Search the records for "JSON" and copy each line that holds it.

Segment Open

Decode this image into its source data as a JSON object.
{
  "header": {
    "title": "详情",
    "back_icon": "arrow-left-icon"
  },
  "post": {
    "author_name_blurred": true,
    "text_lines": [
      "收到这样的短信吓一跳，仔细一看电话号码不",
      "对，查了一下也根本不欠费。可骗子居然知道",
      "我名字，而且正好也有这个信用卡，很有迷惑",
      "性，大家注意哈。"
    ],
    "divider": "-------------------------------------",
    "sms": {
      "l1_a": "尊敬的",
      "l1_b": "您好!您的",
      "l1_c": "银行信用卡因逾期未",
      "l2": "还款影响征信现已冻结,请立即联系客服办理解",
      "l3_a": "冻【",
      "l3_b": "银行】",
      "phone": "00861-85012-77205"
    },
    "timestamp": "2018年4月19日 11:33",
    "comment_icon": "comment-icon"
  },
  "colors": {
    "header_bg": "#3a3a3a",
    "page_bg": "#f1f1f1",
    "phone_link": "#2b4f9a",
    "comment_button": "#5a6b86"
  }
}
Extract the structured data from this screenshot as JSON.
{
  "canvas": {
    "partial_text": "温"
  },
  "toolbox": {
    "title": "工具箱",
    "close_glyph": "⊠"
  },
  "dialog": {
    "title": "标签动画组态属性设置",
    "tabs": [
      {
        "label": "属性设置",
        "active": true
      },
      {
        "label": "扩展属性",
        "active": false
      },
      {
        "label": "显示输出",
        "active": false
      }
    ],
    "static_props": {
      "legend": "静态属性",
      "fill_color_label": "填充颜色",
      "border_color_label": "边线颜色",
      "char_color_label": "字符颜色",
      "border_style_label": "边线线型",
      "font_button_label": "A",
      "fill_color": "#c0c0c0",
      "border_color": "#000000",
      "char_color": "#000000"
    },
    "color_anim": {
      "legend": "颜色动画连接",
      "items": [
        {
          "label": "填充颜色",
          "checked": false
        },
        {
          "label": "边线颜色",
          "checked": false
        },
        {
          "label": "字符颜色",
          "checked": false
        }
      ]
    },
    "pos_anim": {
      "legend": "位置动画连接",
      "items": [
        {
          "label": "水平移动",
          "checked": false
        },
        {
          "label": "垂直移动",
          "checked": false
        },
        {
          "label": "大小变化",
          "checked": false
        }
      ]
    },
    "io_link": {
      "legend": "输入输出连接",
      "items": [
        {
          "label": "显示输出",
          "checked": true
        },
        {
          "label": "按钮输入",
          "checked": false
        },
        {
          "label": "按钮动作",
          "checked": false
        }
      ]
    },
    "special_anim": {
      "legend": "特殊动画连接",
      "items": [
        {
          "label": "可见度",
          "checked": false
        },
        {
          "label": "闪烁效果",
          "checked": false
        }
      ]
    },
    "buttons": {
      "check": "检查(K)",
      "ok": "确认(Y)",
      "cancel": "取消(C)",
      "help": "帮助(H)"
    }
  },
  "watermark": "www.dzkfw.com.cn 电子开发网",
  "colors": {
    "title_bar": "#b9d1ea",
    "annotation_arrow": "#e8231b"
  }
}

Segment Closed

• _Response for this exercise_
Decode this image into its source data as a JSON object.
Extract the structured data from this screenshot as JSON.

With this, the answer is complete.